The European Central Bank’s digital euro: an assessment
Euro sculpture in front of the headquarters of the European Central Bank (ECB) in Frankfurt am Main
The European Central Bank (ECB) communicated its initial assessment of the digital euro a few weeks ago. In the report published on this occasion, the ECB gives a first insight into its ideas on the digital euro. In this guest article, Jonas Groß, Philipp Sandner and Alexander Bechtel assess the ECB’s report and discuss its three most important aspects.
In October, the European Central Bank (ECB) published its long-awaited „Report“ on the digital euro, a digital central bank currency (CBDC) for the euro area. The ECB addresses the issue of the digital euro from the perspective of its mandate. The ECB’s primary intention is to create a digital form of Bitcoin Bank cash for European citizens rather than a programmed form of the euro for European industry. However, in view of the ECB’s analysis, it is clear that the digital euro outlined by the ECB is not a digital version of cash. For example, the ECB is currently keeping it open whether the digital euro will be token-based, non-interest-bearing and anonymous – all core characteristics of cash.
Key contents of the report
In its report, the ECB stresses that it has not yet decided whether a digital euro will actually be introduced. At the same time, however, the central bank stressed that it was ready to introduce a digital euro „if the need arose“. The ECB defines the following scenarios which could lead to the need for a digital euro:

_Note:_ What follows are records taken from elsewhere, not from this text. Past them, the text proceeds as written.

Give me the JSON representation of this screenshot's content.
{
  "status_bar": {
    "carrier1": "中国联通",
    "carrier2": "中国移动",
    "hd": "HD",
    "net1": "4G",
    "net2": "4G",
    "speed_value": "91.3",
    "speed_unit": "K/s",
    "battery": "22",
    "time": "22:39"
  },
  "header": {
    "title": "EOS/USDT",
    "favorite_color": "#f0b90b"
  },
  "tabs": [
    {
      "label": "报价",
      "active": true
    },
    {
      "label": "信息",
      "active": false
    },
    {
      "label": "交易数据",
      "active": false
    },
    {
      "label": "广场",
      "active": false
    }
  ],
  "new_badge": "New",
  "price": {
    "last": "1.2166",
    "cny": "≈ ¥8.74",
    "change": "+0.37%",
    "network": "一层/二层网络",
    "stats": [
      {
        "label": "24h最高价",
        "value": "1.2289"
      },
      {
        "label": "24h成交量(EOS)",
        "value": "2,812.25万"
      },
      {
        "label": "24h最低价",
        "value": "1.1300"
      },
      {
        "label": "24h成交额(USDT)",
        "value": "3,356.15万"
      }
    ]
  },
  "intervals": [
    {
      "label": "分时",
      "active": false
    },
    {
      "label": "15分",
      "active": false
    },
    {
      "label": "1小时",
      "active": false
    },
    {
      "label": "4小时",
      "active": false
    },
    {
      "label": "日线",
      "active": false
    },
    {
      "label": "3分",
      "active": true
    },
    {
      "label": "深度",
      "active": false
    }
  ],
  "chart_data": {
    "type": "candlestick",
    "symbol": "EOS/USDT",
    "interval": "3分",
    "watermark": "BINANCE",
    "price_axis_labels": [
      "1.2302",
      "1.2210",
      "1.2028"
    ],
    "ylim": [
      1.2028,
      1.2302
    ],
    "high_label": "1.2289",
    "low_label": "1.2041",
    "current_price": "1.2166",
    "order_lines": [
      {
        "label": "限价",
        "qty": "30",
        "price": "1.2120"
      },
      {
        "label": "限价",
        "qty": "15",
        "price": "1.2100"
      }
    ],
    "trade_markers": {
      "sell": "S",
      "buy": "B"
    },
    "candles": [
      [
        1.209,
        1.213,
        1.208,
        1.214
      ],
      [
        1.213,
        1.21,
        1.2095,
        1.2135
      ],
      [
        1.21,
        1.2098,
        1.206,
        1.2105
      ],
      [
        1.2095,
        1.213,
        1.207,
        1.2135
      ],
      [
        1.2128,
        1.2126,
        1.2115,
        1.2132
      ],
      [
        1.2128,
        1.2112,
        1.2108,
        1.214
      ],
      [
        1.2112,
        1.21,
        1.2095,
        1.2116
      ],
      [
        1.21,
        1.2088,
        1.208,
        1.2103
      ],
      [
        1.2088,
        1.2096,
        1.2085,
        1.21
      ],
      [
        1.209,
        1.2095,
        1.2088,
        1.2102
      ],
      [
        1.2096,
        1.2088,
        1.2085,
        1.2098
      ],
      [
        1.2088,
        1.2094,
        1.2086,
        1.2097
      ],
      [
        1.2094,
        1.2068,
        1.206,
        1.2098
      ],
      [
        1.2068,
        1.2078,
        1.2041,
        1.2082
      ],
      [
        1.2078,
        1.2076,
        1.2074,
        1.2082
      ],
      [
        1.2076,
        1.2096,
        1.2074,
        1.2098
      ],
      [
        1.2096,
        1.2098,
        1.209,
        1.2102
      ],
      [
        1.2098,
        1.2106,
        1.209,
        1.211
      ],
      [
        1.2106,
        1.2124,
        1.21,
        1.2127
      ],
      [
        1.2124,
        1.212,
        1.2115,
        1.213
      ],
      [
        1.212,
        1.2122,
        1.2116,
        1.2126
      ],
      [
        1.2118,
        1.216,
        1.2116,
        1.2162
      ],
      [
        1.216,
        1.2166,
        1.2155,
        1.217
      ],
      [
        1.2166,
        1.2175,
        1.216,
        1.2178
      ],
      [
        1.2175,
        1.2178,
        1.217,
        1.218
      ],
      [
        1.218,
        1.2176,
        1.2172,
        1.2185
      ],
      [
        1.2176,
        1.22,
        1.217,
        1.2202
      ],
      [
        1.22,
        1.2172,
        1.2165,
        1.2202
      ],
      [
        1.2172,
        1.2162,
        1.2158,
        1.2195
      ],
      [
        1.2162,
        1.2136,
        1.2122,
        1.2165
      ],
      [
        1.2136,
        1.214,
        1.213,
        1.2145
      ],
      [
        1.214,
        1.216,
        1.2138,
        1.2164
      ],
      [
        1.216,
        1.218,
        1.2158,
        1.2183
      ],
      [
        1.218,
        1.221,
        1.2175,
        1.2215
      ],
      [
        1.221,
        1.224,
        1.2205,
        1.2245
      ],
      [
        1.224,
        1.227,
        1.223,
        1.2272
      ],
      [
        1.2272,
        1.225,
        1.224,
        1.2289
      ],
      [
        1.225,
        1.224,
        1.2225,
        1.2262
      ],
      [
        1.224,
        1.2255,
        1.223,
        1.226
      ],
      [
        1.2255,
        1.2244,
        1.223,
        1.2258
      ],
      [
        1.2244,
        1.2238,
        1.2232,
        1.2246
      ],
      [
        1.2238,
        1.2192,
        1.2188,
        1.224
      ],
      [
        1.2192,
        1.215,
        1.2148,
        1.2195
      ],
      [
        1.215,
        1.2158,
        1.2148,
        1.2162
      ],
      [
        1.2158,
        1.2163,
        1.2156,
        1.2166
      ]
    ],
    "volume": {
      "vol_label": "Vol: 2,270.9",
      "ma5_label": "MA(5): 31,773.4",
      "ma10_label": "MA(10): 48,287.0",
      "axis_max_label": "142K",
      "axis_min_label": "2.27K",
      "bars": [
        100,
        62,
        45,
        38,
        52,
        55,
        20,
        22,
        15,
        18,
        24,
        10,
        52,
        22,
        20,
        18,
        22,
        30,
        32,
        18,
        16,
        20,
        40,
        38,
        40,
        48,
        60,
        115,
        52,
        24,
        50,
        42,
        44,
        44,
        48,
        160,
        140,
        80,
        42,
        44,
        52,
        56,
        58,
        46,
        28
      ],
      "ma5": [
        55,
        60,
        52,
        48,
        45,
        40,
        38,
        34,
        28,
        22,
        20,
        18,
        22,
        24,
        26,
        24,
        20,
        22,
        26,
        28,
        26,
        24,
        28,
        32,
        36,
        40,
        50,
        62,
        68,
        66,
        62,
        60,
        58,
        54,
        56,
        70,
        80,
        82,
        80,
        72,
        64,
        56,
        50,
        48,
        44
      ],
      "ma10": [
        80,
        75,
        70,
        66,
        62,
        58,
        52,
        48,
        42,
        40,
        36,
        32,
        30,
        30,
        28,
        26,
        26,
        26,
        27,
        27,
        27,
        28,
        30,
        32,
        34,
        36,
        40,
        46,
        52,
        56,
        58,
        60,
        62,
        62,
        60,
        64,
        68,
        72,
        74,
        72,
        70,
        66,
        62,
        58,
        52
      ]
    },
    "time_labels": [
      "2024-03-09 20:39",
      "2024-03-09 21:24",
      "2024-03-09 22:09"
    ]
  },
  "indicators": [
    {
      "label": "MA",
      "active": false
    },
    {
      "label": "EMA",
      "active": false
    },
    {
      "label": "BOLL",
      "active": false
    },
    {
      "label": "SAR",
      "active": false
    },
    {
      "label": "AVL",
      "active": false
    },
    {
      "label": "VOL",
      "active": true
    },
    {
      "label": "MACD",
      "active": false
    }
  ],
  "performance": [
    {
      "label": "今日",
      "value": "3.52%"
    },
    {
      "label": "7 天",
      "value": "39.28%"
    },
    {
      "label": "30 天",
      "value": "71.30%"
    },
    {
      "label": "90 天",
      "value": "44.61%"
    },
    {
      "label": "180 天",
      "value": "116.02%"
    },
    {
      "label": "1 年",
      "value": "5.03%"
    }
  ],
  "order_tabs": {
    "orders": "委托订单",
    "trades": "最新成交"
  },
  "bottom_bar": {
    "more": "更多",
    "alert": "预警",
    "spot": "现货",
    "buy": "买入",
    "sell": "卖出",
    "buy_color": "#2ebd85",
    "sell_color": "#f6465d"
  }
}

First, to support the digitisation of the European economy.
Secondly, a digital euro could be a response to a significant decrease in the use of cash as a means of payment.
Thirdly, a digital euro could be needed to reduce dependence on foreign CBDCs or private digital coins, such as Libra, China’s DC/EP, or a US CBDC.
In addition to these scenarios, the ECB also discusses risks that could arise from a digital euro, such as those related to financial stability, regulation, IT security, capital flows and the euro exchange rate. The ECB stresses that such risks need to be adequately addressed and therefore sets out requirements that a digital euro must meet to counter such risks.
Three key aspects of the digital euro
The following three key aspects are helpful in interpreting the report correctly. For example, the report and the outlined proposals for the digital euro show that the digital euro is not digital cash. Furthermore, the ECB unfortunately neglects the aspect of programmability, although this very aspect is extremely important for industrial applications. Finally, it can already be seen that existing financial intermediaries will play an important role even with a digital euro from the ECB.
1 The digital euro is not digital cash
In the report, the ECB stresses that the digital euro should be a kind of „digital cash“. It would therefore be expected that the digital euro would have to imitate the characteristics of physical cash as closely as possible. However, this is not the case. The principles of the digital euro discussed in the ECB report differ significantly from the basic characteristics of physical cash: first, cash is a bearer instrument and a token-based form of money. Second, cash does not yield interest. Thirdly, cash allows transactions to be carried out anonymously, at least up to a certain threshold (e.g. 10,000 euros in Germany). The ECB has so far not committed itself to any of these three characteristics. Instead, the ECB is currently keeping open the possibility of making a digital euro account-based, interest-bearing and non-anonymous.